(Alissa Scheller/HuffPost)

2. Living in a state with high gun ownership raises your risk of dying from a gun injury

States with higher gun ownership rates, such as Alaska, where more than 60 percent of residents own a gun, also tend to have more gun deaths. And while it’s hard to accurately account for firearm ownership, it’s estimated that there are 310 million guns in the U.S., almost enough to arm every man, woman and child in the county. 

(Alissa Scheller/HuffPost)

3. Police officers are more likely to be shot in heavily armed states

It’s not just civilians who are at higher risk of gun violence in states with high firearm ownership. Police officers are also more likely to be shot in those states, according to data from Everytown for Gun Safety. And despite the media attention that ambush-style attacks on law enforcement garner, it’s more common for officers who are shot in the line of duty to be serving a warrant or responding to domestic violence calls.

(Alissa Scheller/HuffPost)

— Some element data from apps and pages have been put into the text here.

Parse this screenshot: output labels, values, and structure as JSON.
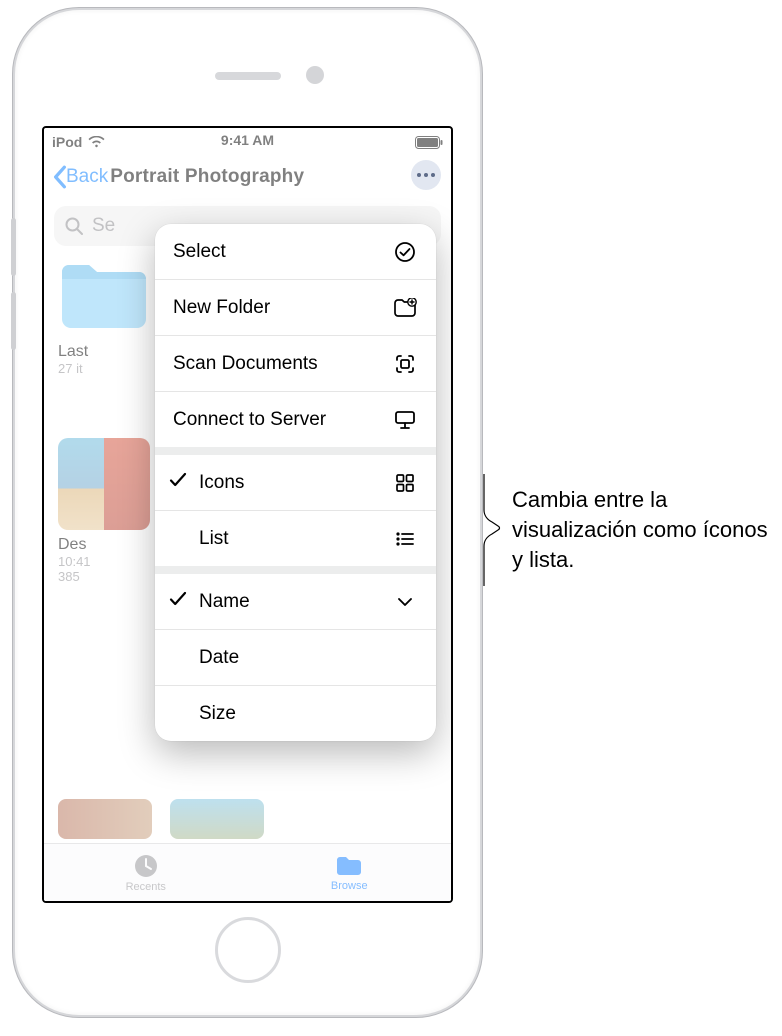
{
  "status": {
    "carrier": "iPod",
    "time": "9:41 AM"
  },
  "nav": {
    "back": "Back",
    "title": "Portrait Photography"
  },
  "search": {
    "placeholder": "Search",
    "truncated": "Se"
  },
  "gridItems": {
    "folder": {
      "name_truncated": "Last",
      "sub_truncated": "27 it"
    },
    "thumb": {
      "name_truncated": "Des",
      "meta1": "10:41",
      "meta2": "385"
    }
  },
  "menu": {
    "actions": [
      {
        "key": "select",
        "label": "Select"
      },
      {
        "key": "newfolder",
        "label": "New Folder"
      },
      {
        "key": "scan",
        "label": "Scan Documents"
      },
      {
        "key": "server",
        "label": "Connect to Server"
      }
    ],
    "view": [
      {
        "key": "icons",
        "label": "Icons",
        "checked": true
      },
      {
        "key": "list",
        "label": "List",
        "checked": false
      }
    ],
    "sort": [
      {
        "key": "name",
        "label": "Name",
        "checked": true
      },
      {
        "key": "date",
        "label": "Date",
        "checked": false
      },
      {
        "key": "size",
        "label": "Size",
        "checked": false
      }
    ]
  },
  "tabs": {
    "recents": "Recents",
    "browse": "Browse"
  },
  "callout": "Cambia entre la visualización como íconos y lista."
}
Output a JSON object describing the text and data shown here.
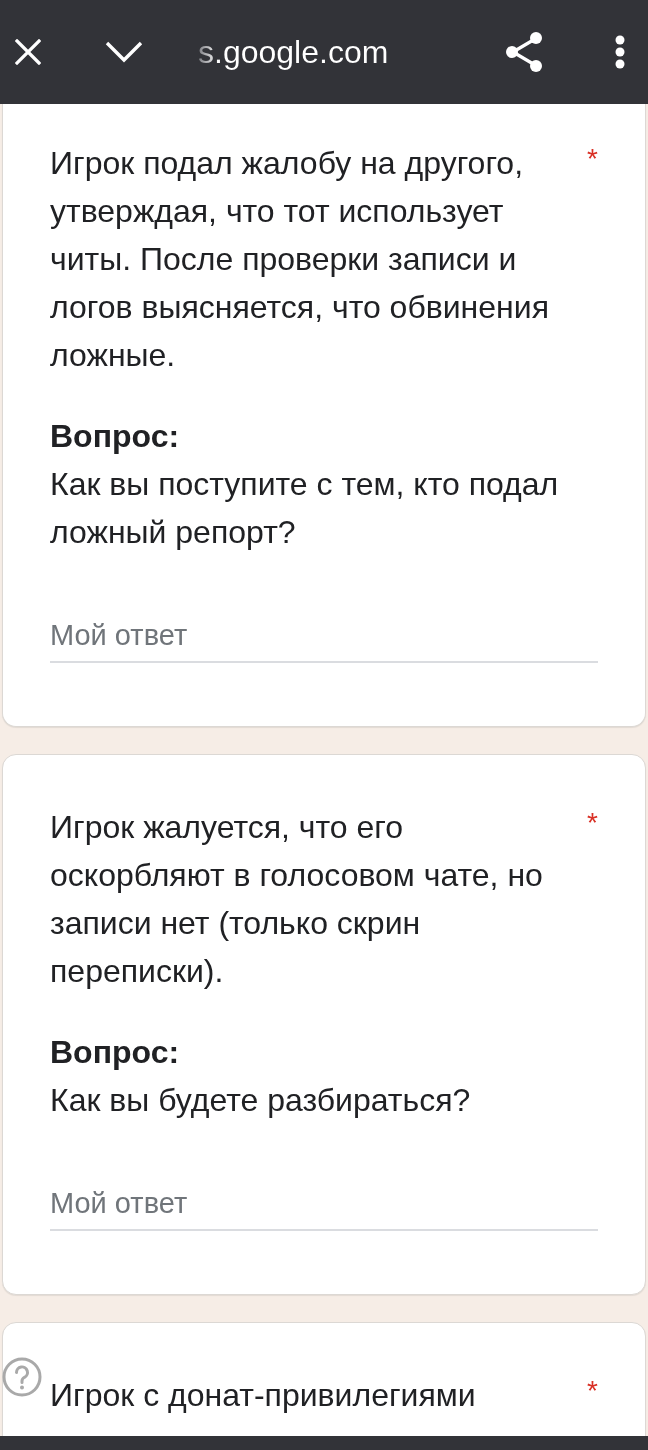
{
  "browser_bar": {
    "url": "s.google.com"
  },
  "questions": [
    {
      "description": "Игрок подал жалобу на другого, утверждая, что тот использует читы. После проверки записи и логов выясняется, что обвинения ложные.",
      "required_mark": "*",
      "question_label": "Вопрос:",
      "question": "Как вы поступите с тем, кто подал ложный репорт?",
      "answer_placeholder": "Мой ответ"
    },
    {
      "description": "Игрок жалуется, что его оскорбляют в голосовом чате, но записи нет (только скрин переписки).",
      "required_mark": "*",
      "question_label": "Вопрос:",
      "question": "Как вы будете разбираться?",
      "answer_placeholder": "Мой ответ"
    },
    {
      "description": "Игрок с донат-привилегиями",
      "required_mark": "*"
    }
  ]
}
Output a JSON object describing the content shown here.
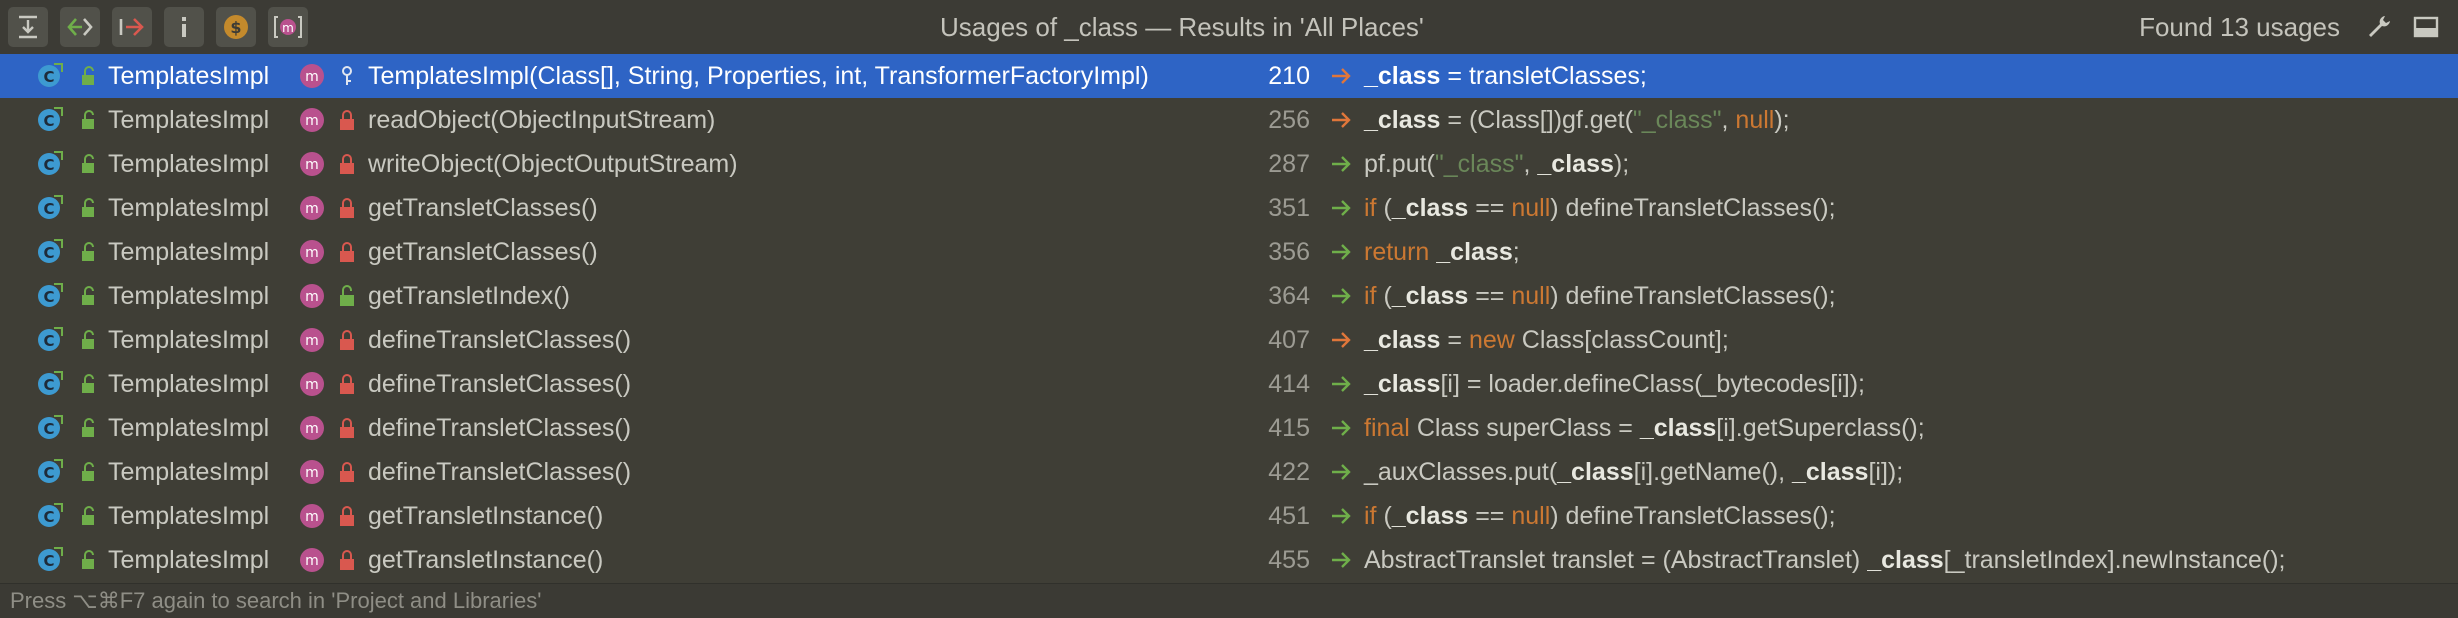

4. Fewer police officers are shot in states that require background checks to buy a handgun 

Laws matter. Police officers were twice as likely to be shot in states without background check requirements for handgun sales in 2016, Everytown for Gun Safety found. 

(Alissa Scheller/HuffPost)

5. Most mass shootings are related to domestic or family violence

Tragedies like the massacres in Las Vegas and last year at a nightclub in Orlando, Florida, aren’t representative of the bulk of mass shootings in U.S. An analysis by Everytown of mass shootings between 2009-2016 (defined by the group as those cases in which at least four people are killed, not including the shooter) found that 54 percent were related to domestic or family violence. 

“It’s clear that domestic violence continues to be a driver when it comes to mass shootings,” Sarah Tofte, research director for Everytown for Gun Safety previously told HuffPost.

In these shootings, women and children are disproportionately likely to be the victims. Of the seven mass shootings last year in which those killed included a family member or intimate partner of the perpetrator, 25 of those victims were children or adult women, only six were adult males. All of the shooters were adult men.

Prior to the Las Vegas massacre, the two deadliest mass shootings this year were reportedly committed by estranged husbands targeting their wives.

(Adam Hooper/HuffPost)

6. Many states don’t enforce the federal law prohibiting people with restraining orders from owning guns

The patchwork of state laws concerning domestic violence means that many abusers never give up their firearms. Though some state laws prohibit people with restraining orders stemming from domestic violence from buying weapons and strip them of their guns, many don’t. And without such state laws, the federal law on this front often goes unenforced. Women leaving relationships are at an elevated risk for domestic violence, which puts them in even more danger if their abuser is armed with a gun. 

(Alissa Scheller/HuffPost)

7. Mass shootings are rising, but that’s not the full story

When defined as cases in which at least four people are killed or injured, not including the shooter (a variation from the definition Everytown uses), mass shootings this year are running slightly ahead of their numbers in recent years. But though such attacks often prompt important discussions about addressing gun violence, it’s important to remember that of the 33,000 people who are killed by firearms every year, more than 21,000 of those deaths are suicides, according to the CDC. 

(Alissa Scheller/HuffPost)
  • This article originally appeared on HuffPost.